Maguire, Moira J., Journal of Social History
In recent years it has become increasingly common for childless couples from the U.S. and Western Europe to look overseas--to Eastern Europe and Asia--to adopt the "unwanted" children that are no longer so readily available for adoption in their own countries. While some social observers would argue that this trend reflects a positive humanitarian impulse, others suggest that issues of culture, ethnicity, identity, and parental rights are not given due consideration. In Ireland at the turn of the twenty-first century the fact that Irish couples are enthusiastic participants in this "trade" has been juxtaposed with the stark and unpalatable reality that, as late as the 1960s, thousands of healthy Irish children were sent to the United States for adoption simply because they were illegitimate and thus "unwanted" at home. The State's "disposal" of these children in the mid twentieth century has received a great deal of attention in the popular media in recent years but has been virtually ignored by historians. ( 1) This interest has been generated by mounting allegations of the abuse and neglect of unwanted children in industrial schools and other state institutions in the 1940s, 1950s, and 1960s. In hindsight it is clear that institutionalization was not the ideal solution to the problem of caring for children who, for whatever reason, could not be cared for in their own homes or by their own parents; however, until 1952 there was no statutory mechanism by which substitute or adoptive families could be provided for such children. Although various legislative initiatives provided for the boarding-out of children who otherwise would be consigned to an institutional existence, the boarding-out system was notoriously badly administered and inspected, many families fostered children for purely financial reasons, and children could be removed from one home to another with little notice, and little consideration of their needs and best interests. Until the 1952 Adoption Act provided for the legal transfer of parental right s from biological to adoptive parents, the only alternative to an institutional existence or an insecure boarding-out arrangement was adoption by foreign, primarily American, families. From the early 1940s to the mid-1960s thousands of Irish children were sent abroad under an informal (and probably illegal and unconstitutional) adoption scheme.

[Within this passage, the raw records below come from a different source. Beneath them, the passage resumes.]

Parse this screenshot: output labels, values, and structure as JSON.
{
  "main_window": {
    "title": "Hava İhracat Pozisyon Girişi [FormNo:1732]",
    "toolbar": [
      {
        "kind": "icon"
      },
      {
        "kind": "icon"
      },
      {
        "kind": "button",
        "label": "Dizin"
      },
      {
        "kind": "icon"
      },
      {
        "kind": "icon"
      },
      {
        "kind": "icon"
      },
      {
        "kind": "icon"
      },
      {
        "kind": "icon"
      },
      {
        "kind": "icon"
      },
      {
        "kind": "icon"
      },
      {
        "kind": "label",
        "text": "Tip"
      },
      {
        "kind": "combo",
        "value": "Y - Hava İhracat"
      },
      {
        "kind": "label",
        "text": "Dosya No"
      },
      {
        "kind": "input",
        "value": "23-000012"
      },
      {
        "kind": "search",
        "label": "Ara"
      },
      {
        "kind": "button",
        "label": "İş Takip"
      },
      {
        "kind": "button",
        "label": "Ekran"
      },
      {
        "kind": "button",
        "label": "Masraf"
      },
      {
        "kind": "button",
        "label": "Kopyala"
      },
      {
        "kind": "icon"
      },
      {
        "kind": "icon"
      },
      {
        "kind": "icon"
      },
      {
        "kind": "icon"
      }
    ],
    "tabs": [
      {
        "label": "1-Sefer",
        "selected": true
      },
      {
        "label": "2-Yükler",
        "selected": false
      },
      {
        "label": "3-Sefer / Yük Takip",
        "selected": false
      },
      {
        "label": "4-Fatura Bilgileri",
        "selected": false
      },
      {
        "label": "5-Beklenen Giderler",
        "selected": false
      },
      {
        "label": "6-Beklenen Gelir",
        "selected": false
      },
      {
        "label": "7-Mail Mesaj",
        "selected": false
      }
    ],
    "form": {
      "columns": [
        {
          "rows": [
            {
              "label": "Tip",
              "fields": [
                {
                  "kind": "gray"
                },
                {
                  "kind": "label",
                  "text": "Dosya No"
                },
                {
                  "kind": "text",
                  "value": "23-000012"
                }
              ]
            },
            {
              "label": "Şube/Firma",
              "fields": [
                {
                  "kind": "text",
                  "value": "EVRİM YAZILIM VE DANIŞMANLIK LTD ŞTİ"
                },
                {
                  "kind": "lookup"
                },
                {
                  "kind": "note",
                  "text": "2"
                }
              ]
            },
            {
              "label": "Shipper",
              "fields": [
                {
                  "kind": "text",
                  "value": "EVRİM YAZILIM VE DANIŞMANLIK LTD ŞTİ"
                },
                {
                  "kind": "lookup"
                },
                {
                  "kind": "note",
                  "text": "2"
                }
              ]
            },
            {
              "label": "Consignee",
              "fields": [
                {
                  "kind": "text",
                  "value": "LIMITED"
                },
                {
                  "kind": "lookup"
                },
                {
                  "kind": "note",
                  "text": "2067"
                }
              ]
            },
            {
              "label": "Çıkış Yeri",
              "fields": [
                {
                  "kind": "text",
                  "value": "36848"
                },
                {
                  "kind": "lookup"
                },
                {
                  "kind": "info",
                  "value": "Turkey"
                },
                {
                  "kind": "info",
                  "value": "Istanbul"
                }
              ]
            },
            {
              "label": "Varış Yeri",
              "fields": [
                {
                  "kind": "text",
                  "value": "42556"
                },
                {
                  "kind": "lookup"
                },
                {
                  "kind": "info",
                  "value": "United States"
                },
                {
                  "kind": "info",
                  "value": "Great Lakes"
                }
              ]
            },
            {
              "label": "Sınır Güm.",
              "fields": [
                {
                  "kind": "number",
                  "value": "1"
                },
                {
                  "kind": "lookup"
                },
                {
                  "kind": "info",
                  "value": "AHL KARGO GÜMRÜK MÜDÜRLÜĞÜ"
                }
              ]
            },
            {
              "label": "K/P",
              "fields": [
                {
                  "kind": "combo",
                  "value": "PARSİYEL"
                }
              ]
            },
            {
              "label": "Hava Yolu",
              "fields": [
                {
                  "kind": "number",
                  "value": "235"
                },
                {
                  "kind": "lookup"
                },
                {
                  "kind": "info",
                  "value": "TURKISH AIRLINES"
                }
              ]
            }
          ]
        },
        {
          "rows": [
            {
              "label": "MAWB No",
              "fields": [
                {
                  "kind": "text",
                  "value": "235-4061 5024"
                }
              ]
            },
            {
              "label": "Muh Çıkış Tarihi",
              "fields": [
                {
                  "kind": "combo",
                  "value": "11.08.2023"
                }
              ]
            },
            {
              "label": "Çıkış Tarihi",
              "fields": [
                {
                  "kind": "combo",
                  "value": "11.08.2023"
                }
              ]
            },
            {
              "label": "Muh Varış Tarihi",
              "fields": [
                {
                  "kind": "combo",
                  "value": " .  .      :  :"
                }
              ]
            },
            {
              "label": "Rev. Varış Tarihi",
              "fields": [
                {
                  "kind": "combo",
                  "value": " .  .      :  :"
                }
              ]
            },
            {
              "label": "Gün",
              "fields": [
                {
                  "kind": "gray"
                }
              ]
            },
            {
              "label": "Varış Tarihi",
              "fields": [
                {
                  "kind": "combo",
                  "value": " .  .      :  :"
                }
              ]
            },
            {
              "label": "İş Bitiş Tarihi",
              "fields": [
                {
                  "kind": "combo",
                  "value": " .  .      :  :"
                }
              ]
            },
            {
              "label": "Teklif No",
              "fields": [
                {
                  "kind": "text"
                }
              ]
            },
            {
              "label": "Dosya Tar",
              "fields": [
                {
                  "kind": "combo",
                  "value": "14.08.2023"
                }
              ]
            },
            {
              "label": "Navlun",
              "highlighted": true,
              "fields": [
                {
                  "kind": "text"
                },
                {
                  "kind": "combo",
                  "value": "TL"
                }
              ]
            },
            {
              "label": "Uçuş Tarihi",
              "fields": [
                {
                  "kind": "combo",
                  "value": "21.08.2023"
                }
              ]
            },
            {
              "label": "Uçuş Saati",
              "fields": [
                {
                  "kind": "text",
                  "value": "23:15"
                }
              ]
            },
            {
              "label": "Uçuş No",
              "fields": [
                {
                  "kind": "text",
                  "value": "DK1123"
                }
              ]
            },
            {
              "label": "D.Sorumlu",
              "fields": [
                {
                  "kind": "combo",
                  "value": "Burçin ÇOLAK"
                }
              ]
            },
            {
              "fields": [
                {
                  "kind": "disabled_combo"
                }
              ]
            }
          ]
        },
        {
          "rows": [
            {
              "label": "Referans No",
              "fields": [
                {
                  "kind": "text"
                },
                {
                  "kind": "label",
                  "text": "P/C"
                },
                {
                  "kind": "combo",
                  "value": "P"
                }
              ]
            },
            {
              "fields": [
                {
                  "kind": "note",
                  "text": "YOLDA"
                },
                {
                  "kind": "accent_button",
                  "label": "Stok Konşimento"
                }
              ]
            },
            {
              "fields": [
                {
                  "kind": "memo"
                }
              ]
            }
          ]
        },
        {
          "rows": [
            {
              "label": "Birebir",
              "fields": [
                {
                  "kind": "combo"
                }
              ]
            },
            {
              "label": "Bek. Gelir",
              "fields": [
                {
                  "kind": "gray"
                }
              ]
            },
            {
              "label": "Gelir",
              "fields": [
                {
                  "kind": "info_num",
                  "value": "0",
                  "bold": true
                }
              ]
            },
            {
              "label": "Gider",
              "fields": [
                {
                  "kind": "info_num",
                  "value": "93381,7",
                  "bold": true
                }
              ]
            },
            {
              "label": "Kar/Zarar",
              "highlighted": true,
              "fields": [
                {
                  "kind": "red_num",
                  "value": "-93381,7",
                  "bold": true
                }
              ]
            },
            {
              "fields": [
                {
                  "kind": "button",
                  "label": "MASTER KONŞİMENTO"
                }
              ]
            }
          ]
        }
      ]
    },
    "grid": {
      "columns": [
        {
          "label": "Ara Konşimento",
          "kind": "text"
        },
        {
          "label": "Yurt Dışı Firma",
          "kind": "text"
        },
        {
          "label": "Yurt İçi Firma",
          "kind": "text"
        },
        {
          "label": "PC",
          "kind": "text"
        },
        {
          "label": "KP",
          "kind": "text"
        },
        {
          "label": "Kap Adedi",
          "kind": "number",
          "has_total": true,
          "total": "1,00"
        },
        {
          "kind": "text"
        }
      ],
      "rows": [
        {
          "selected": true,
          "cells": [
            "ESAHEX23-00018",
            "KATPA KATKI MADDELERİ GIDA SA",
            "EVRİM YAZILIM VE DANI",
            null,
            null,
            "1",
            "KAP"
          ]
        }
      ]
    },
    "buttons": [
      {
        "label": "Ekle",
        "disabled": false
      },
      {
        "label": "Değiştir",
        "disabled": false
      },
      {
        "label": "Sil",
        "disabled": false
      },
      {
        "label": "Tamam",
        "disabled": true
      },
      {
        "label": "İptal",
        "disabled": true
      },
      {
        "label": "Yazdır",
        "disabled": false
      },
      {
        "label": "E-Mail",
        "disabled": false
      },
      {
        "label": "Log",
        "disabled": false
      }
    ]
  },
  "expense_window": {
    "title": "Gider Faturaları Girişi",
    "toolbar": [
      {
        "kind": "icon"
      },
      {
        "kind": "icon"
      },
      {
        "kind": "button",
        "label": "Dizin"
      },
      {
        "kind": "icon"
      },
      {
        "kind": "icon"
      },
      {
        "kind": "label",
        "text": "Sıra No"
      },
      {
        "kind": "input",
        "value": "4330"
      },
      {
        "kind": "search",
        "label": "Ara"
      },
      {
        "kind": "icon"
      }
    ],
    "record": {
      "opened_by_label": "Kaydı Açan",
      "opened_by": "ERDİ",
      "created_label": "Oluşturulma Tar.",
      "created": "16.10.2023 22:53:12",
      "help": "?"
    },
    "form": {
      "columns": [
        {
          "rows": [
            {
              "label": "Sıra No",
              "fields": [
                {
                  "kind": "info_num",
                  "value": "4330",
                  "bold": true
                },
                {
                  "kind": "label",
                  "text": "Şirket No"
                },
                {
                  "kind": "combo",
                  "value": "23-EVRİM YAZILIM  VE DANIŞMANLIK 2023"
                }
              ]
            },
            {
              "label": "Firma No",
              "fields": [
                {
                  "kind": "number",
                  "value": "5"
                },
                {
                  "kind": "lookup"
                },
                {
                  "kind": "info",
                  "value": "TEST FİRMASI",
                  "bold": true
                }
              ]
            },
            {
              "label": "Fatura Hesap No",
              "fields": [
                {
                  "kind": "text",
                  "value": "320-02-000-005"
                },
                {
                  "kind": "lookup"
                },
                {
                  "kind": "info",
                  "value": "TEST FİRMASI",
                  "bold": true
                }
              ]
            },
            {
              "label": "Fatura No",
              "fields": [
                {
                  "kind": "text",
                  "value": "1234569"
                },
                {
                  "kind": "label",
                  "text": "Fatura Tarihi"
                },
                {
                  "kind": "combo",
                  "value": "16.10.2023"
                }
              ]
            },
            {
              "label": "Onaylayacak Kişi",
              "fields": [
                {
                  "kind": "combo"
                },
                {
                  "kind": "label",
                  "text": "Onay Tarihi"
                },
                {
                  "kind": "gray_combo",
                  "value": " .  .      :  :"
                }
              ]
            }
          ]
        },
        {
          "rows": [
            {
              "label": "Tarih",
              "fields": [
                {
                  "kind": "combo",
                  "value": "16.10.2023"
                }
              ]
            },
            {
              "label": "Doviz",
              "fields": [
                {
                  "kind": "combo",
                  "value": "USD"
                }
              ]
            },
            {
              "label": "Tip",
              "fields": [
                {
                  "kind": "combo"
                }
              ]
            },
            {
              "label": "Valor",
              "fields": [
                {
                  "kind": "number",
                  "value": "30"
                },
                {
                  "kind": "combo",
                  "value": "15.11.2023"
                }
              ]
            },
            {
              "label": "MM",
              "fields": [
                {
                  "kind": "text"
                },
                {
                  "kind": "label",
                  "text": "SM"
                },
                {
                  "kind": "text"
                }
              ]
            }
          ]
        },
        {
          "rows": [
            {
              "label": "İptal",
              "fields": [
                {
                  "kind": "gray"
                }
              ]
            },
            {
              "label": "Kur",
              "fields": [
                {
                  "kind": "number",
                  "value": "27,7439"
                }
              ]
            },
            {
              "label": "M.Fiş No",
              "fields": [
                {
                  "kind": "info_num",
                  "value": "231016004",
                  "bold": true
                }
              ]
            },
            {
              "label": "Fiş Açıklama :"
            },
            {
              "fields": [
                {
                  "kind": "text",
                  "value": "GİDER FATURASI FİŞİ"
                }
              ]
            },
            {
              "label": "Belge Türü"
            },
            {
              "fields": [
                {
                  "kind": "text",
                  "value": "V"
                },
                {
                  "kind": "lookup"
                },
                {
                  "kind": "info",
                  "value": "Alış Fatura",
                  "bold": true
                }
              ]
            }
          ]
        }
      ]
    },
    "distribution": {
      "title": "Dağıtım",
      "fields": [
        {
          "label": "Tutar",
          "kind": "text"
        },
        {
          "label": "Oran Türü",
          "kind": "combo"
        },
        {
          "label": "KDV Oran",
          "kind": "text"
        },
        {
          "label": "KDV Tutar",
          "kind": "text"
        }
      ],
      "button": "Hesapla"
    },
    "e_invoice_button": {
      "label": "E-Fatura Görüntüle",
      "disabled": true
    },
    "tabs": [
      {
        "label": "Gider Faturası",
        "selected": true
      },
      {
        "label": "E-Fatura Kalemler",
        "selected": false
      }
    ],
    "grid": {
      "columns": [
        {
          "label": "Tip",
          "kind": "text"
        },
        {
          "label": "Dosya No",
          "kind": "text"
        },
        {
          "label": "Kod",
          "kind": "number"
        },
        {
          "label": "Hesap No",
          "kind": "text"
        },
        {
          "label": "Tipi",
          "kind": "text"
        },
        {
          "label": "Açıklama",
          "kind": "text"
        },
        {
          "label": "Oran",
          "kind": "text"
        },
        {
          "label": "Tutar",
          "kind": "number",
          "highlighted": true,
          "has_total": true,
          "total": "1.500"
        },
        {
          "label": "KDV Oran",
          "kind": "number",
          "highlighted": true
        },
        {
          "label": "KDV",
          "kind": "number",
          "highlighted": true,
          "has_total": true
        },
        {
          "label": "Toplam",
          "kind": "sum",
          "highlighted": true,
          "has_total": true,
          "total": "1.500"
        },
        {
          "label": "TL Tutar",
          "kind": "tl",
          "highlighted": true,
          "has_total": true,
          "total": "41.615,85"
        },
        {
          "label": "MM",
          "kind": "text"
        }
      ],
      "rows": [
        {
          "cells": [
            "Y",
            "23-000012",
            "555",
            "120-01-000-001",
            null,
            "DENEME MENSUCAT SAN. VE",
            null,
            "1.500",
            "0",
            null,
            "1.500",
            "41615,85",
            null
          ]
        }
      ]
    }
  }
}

The story of Ireland's overseas adoption scheme, and the evolution of adoption policy are part of a twentieth-century social history that has for the most part been neglected by historians. General histories of the twentieth century ignore these issues outright or treat them in a cursory manner that underestimates their significance. Mike Milotte, a journalist, has examined the overseas adoption practice drawing on Department of Foreign Affairs files that were released in 1997. However, Milotte's book, Banished Babies, is aimed at a popular rather than a scholarly audience, and Milotte does not conform to scholarly standards and conventions in substantiating arguments and citing evidence. John Whyte, in Church and State in Modern Ireland, published in 1971, examines the evolution of adoption legislation within the context of Church-State relations in twentieth-century Ireland. Relying almost exclusively on interviews with key figures (including Archbishop John Charles McQuaid) and press accounts, Whyte conclu des both that the Legal Adoption Society was single-handedly responsible for fostering a positive public opinion on the question of adoption, and that the change in government in 1952 was the main reason that the issue was finally resolved. At the same time, he acknowledges that adoption legislation seems to have taken on a new urgency in government and ecclesiastical circles in 1951, but he was at a loss to account for this sense of urgency. (2) When it was published Whyte's work was regarded as noteworthy and path-breaking; however, Whyte's analysis, especially of the adoption issue, did not have the benefit of Department of Foreign Affairs, Department of Justice, and Dublin Diocesan Archive files that have been released since 1997. …